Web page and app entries

--------------------------------

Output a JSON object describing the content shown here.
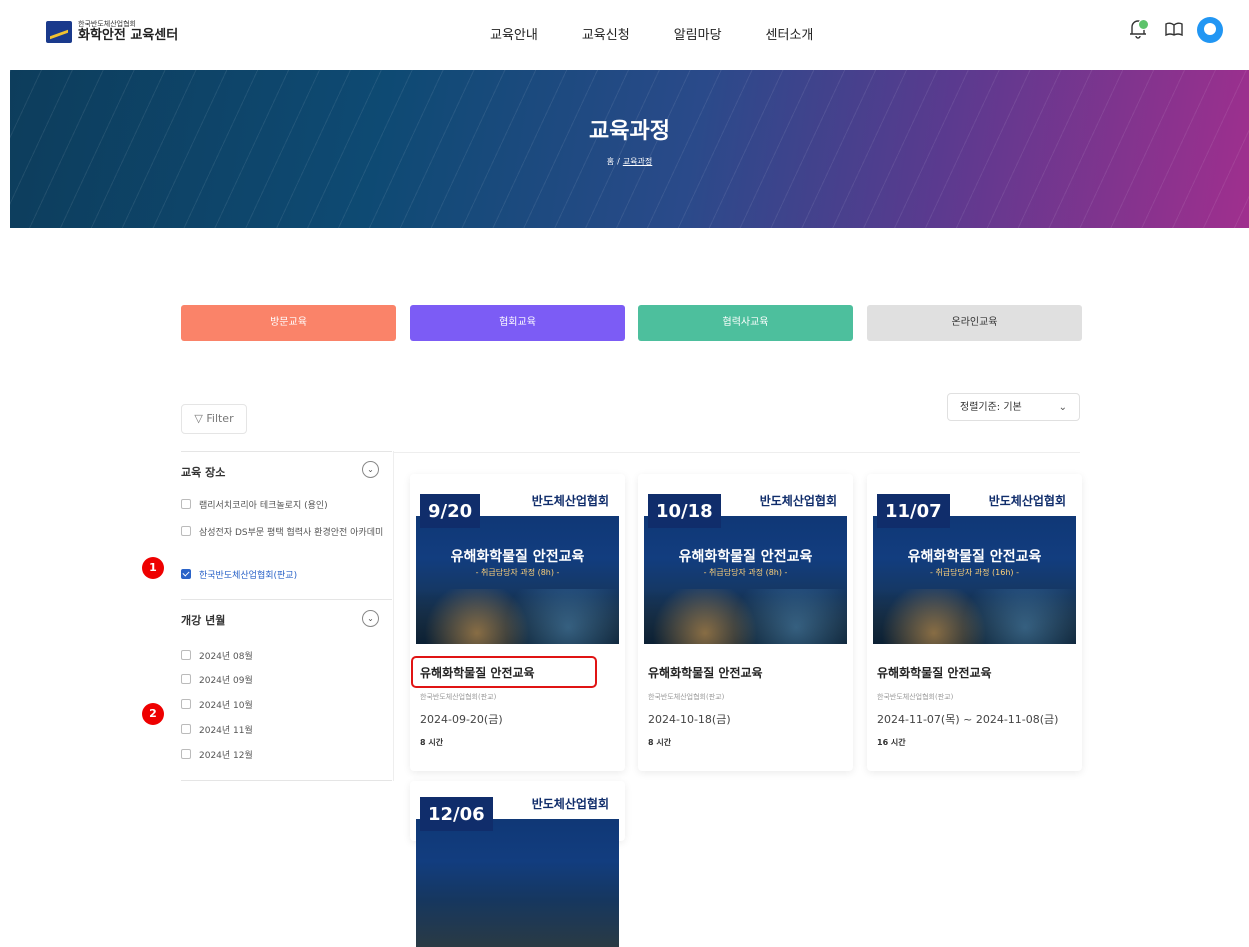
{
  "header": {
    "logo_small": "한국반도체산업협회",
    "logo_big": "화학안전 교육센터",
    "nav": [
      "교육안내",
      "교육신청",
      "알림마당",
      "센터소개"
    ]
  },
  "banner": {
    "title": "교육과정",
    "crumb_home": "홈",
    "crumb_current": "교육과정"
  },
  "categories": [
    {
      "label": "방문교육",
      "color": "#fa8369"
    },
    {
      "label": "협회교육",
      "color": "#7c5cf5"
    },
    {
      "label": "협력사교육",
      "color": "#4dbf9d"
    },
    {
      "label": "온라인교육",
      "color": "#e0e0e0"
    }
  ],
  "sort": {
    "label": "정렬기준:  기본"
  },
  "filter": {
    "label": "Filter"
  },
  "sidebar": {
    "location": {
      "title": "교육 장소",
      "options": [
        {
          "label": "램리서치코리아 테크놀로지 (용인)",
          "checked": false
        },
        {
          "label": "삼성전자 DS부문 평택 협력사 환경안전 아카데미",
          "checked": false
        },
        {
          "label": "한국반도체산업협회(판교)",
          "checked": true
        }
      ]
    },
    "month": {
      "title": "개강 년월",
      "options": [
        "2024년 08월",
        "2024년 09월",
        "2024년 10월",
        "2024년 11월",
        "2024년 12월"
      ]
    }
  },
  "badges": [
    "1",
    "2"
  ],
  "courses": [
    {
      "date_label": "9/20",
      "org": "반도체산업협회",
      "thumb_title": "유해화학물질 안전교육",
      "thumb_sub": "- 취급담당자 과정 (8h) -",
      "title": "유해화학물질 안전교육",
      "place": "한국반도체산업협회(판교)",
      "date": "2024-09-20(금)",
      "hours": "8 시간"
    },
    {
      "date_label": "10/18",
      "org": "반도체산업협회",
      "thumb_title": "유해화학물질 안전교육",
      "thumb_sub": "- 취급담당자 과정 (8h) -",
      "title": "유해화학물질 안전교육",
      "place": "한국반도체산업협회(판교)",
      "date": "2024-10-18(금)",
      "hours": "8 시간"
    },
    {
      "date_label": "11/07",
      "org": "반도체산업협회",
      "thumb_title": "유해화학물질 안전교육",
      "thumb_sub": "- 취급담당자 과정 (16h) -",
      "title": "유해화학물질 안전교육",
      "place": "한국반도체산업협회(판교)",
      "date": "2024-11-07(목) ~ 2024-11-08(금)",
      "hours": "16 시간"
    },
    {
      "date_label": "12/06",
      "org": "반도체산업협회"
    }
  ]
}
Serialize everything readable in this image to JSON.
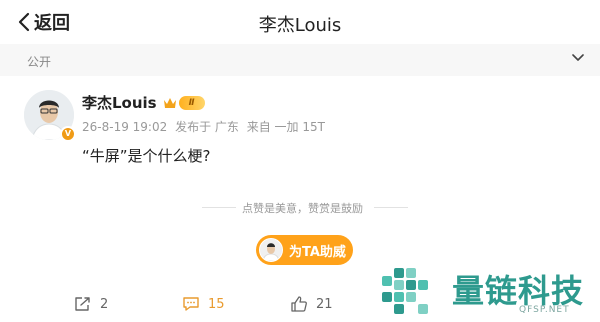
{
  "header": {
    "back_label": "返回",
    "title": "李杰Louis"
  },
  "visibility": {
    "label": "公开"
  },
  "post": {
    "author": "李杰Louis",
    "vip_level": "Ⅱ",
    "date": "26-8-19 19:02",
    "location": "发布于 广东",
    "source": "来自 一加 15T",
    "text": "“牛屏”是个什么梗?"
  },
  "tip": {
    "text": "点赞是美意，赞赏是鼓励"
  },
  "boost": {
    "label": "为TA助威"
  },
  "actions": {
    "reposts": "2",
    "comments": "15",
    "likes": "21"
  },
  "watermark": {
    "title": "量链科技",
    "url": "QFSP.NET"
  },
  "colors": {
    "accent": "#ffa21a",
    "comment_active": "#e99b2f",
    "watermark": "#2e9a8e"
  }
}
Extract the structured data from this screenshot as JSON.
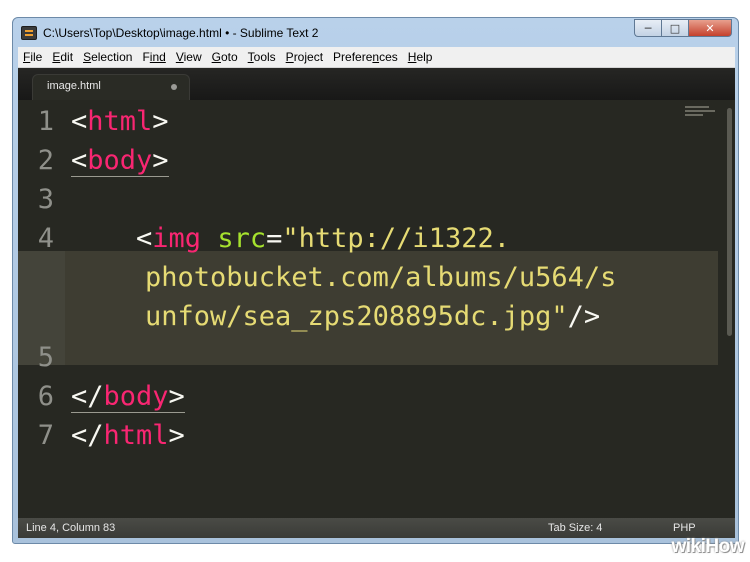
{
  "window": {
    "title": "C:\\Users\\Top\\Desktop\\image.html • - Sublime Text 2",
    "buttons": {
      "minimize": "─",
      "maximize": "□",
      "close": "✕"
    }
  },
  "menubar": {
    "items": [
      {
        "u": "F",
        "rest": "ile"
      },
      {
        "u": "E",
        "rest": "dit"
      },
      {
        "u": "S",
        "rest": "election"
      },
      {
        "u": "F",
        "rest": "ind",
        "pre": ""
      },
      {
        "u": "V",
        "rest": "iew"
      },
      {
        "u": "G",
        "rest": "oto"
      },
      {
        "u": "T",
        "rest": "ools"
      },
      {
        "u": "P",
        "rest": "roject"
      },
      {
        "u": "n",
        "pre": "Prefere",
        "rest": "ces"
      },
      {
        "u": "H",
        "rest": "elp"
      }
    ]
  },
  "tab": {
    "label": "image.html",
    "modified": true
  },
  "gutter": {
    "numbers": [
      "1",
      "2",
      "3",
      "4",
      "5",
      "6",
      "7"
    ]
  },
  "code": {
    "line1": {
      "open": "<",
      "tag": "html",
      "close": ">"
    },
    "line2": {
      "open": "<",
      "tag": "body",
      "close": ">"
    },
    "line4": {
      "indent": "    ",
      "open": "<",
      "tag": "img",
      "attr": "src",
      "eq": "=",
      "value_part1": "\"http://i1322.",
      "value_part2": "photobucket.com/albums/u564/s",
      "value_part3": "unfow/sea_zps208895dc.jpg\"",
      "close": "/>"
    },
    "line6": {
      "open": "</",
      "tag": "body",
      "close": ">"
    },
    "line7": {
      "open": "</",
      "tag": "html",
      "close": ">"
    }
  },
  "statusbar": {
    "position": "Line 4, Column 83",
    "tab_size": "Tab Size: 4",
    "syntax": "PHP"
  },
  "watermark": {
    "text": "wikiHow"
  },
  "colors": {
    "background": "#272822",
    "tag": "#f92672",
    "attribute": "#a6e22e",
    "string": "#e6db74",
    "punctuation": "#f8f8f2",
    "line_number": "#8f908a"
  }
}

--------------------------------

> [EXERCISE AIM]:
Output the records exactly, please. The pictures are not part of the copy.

> [EXERCISE ANSWER]:
Output a JSON object describing the content shown here.
{
  "header": {
    "logo_small": "한국반도체산업협회",
    "logo_big": "화학안전 교육센터",
    "nav": [
      "교육안내",
      "교육신청",
      "알림마당",
      "센터소개"
    ]
  },
  "banner": {
    "title": "교육과정",
    "crumb_home": "홈",
    "crumb_current": "교육과정"
  },
  "categories": [
    {
      "label": "방문교육",
      "color": "#fa8369"
    },
    {
      "label": "협회교육",
      "color": "#7c5cf5"
    },
    {
      "label": "협력사교육",
      "color": "#4dbf9d"
    },
    {
      "label": "온라인교육",
      "color": "#e0e0e0"
    }
  ],
  "sort": {
    "label": "정렬기준:  기본"
  },
  "filter": {
    "label": "Filter"
  },
  "sidebar": {
    "location": {
      "title": "교육 장소",
      "options": [
        {
          "label": "램리서치코리아 테크놀로지 (용인)",
          "checked": false
        },
        {
          "label": "삼성전자 DS부문 평택 협력사 환경안전 아카데미",
          "checked": false
        },
        {
          "label": "한국반도체산업협회(판교)",
          "checked": true
        }
      ]
    },
    "month": {
      "title": "개강 년월",
      "options": [
        "2024년 08월",
        "2024년 09월",
        "2024년 10월",
        "2024년 11월",
        "2024년 12월"
      ]
    }
  },
  "badges": [
    "1",
    "2"
  ],
  "courses": [
    {
      "date_label": "9/20",
      "org": "반도체산업협회",
      "thumb_title": "유해화학물질 안전교육",
      "thumb_sub": "- 취급담당자 과정 (8h) -",
      "title": "유해화학물질 안전교육",
      "place": "한국반도체산업협회(판교)",
      "date": "2024-09-20(금)",
      "hours": "8 시간"
    },
    {
      "date_label": "10/18",
      "org": "반도체산업협회",
      "thumb_title": "유해화학물질 안전교육",
      "thumb_sub": "- 취급담당자 과정 (8h) -",
      "title": "유해화학물질 안전교육",
      "place": "한국반도체산업협회(판교)",
      "date": "2024-10-18(금)",
      "hours": "8 시간"
    },
    {
      "date_label": "11/07",
      "org": "반도체산업협회",
      "thumb_title": "유해화학물질 안전교육",
      "thumb_sub": "- 취급담당자 과정 (16h) -",
      "title": "유해화학물질 안전교육",
      "place": "한국반도체산업협회(판교)",
      "date": "2024-11-07(목) ~ 2024-11-08(금)",
      "hours": "16 시간"
    },
    {
      "date_label": "12/06",
      "org": "반도체산업협회"
    }
  ]
}
Serialize everything readable in this image to JSON.
{
  "header": {
    "back_label": "返回",
    "title": "李杰Louis"
  },
  "visibility": {
    "label": "公开"
  },
  "post": {
    "author": "李杰Louis",
    "vip_level": "Ⅱ",
    "date": "26-8-19 19:02",
    "location": "发布于 广东",
    "source": "来自 一加 15T",
    "text": "“牛屏”是个什么梗?"
  },
  "tip": {
    "text": "点赞是美意，赞赏是鼓励"
  },
  "boost": {
    "label": "为TA助威"
  },
  "actions": {
    "reposts": "2",
    "comments": "15",
    "likes": "21"
  },
  "watermark": {
    "title": "量链科技",
    "url": "QFSP.NET"
  },
  "colors": {
    "accent": "#ffa21a",
    "comment_active": "#e99b2f",
    "watermark": "#2e9a8e"
  }
}
Extract the structured data from this screenshot as JSON.
{
  "window": {
    "title": "C:\\Users\\Top\\Desktop\\image.html • - Sublime Text 2",
    "buttons": {
      "minimize": "─",
      "maximize": "□",
      "close": "✕"
    }
  },
  "menubar": {
    "items": [
      {
        "u": "F",
        "rest": "ile"
      },
      {
        "u": "E",
        "rest": "dit"
      },
      {
        "u": "S",
        "rest": "election"
      },
      {
        "u": "F",
        "rest": "ind",
        "pre": ""
      },
      {
        "u": "V",
        "rest": "iew"
      },
      {
        "u": "G",
        "rest": "oto"
      },
      {
        "u": "T",
        "rest": "ools"
      },
      {
        "u": "P",
        "rest": "roject"
      },
      {
        "u": "n",
        "pre": "Prefere",
        "rest": "ces"
      },
      {
        "u": "H",
        "rest": "elp"
      }
    ]
  },
  "tab": {
    "label": "image.html",
    "modified": true
  },
  "gutter": {
    "numbers": [
      "1",
      "2",
      "3",
      "4",
      "5",
      "6",
      "7"
    ]
  },
  "code": {
    "line1": {
      "open": "<",
      "tag": "html",
      "close": ">"
    },
    "line2": {
      "open": "<",
      "tag": "body",
      "close": ">"
    },
    "line4": {
      "indent": "    ",
      "open": "<",
      "tag": "img",
      "attr": "src",
      "eq": "=",
      "value_part1": "\"http://i1322.",
      "value_part2": "photobucket.com/albums/u564/s",
      "value_part3": "unfow/sea_zps208895dc.jpg\"",
      "close": "/>"
    },
    "line6": {
      "open": "</",
      "tag": "body",
      "close": ">"
    },
    "line7": {
      "open": "</",
      "tag": "html",
      "close": ">"
    }
  },
  "statusbar": {
    "position": "Line 4, Column 83",
    "tab_size": "Tab Size: 4",
    "syntax": "PHP"
  },
  "watermark": {
    "text": "wikiHow"
  },
  "colors": {
    "background": "#272822",
    "tag": "#f92672",
    "attribute": "#a6e22e",
    "string": "#e6db74",
    "punctuation": "#f8f8f2",
    "line_number": "#8f908a"
  }
}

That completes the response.